Another contribution seems to be genes called butyrophilins that help fight chronic inflammation, which has been emerging as a key therapeutic target in humans. The team believes these genes are related to the extreme longevity of the relevant rockfish.
The team also listed genetic adaptations that enable extreme longevity by influencing insulin signaling, and others that influence size and adaptations to depth.
Mutations in the insulin signaling pathway are often found in long-lived species, the scientists note, and there they are in the rockfish. Insulin is a hormone that regulates the metabolism of the carbohydrates, fats and protein we eat – it’s complicated. Insulin also activates in-house cleaning of the cell from protein aggregates; nobody wants those cluttering up one’s cells.
How exactly does all this connect to extreme longevity? “There is much we still don’t know about how this regulates life span though, to be honest,” Sudmant says.
The researchers also observed that long-lived rockfish species are less genetically diverse than short-lived species.
If it’s huge, have respect and throw it back
One area where the rockfish, and mole rat, defy the odds is size. Across the tree of life we already know some interesting things about life span, Sudmant says. Generally, the bigger the vertebrate, the longer it lives. Elephants outlive mice.
This is far from being a rule – by and large Chihuahuas outlive Great Danes, and so do cats, and rockfish aren’t particularly big. But the researchers did identify genes that enable the rockfish to grow larger and tolerate extreme cold in the ocean depths.
It has been separately observed that slowing down your metabolism by being cold, for example, allows you to live longer. This has birthed a whole genre of sci-fi wishful thinking.
While influencing insulin signaling can directly influence life span, cold-and-depth-tolerance genes indirectly enable the fish to live longer, Sudmant explains.
It bears adding that the rockfish would have likely evolved these cold-and-depth-tolerance traits for the sake of survival per se, not necessarily survival over centuries. Hence such genes are called pleiotropic drivers in the argot because they have multiple effects.
Also, the long-lived rockfish obey the command to be fruitful and multiply relatively late in life; as they get older the ladies produce more, and more robust, youngsters. These fish just get better with age, the Washington-based National Oceanic and Atmospheric Administration observes, explaining: The bigger the female, the better the chance it has the energy reserves to sustain production during difficult times. Also, a long reproductive life span increases the chance that some young will be born during good years.

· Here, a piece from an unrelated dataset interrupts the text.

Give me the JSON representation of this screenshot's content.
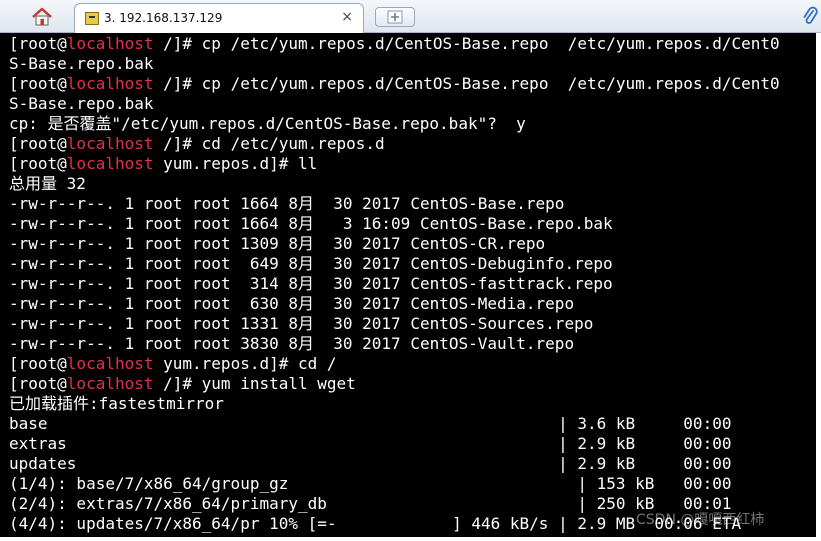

Okay. DNA repair aside, can any other parallels be drawn with the naked mole rat? That little guy, to the amazement of scientists, evinces no signs of aging during its decades of burrowing until it flops over and dies.
“I think there are many possible parallels,” Sudmant says. “Perhaps the biggest parallel is the scenario in which extreme life span evolved. Once a rockfish reaches maturity, it has few predators. This is similar to the subterranean mole rats. It seems that the scenarios for extreme life span to evolve are those in which species are able to avoid predation.”

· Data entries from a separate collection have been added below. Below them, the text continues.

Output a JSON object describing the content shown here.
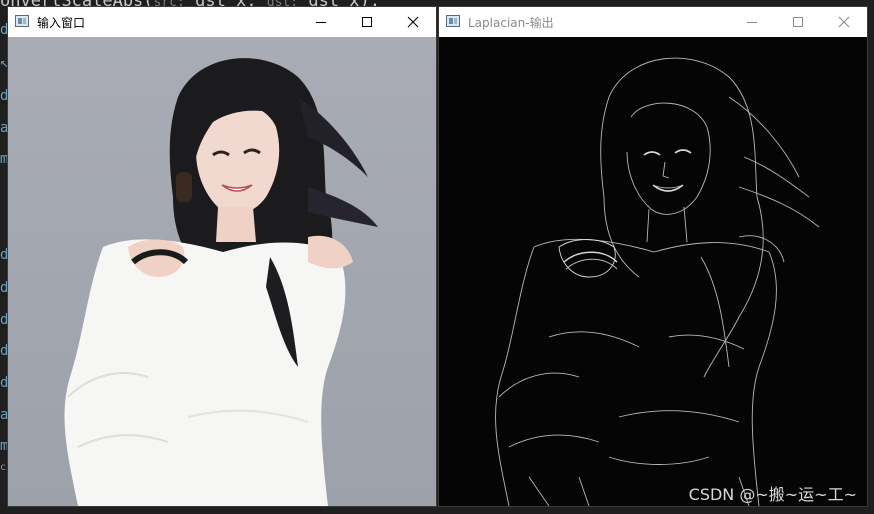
{
  "editor": {
    "top_line_code": "onvertScaleAbs(",
    "hint_src": "src:",
    "arg1": "dst_x,",
    "hint_dst": "dst:",
    "arg2": "dst_x);",
    "gutter_chars": [
      "d",
      "↖",
      "d",
      "a",
      "m",
      "d",
      "d",
      "d",
      "d",
      "d",
      "a",
      "m",
      "c"
    ]
  },
  "windows": [
    {
      "title": "输入窗口",
      "active": true
    },
    {
      "title": "Laplacian-输出",
      "active": false
    }
  ],
  "watermark": "CSDN @~搬~运~工~",
  "colors": {
    "editor_bg": "#1f1f1f",
    "titlebar": "#ffffff",
    "photo_bg": "#a5a9b1",
    "output_bg": "#050505"
  },
  "icons": [
    "app-icon",
    "minimize-icon",
    "maximize-icon",
    "close-icon"
  ]
}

Let’s merely add that while the state of speech in the fish is unknown, and one might add, unsuspected, mole rats do have speech of a kind, if they deign. The fact is, the bizarre, eternally youthful, xenophobic little animals live in colonies, but each colony has its own dialect and won’t even acknowledge members of a different colony.
Separately, it was also demonstrated that their life in burrows, under conditions of low oxygen, high carbon dioxide and asexuality (only the queen breeds), also keeps their metabolic rates low and extends their life span.
The rockfish may be a branch in the greater family of scorpion fish, some of which are venomous. Extremely venomous. Step on one and you may die. But they don’t actually look for us to sting us, and usually live no more than 15 years, which is a comfort for snorkelers.
So now you know why the rockfish can live for centuries and you can’t.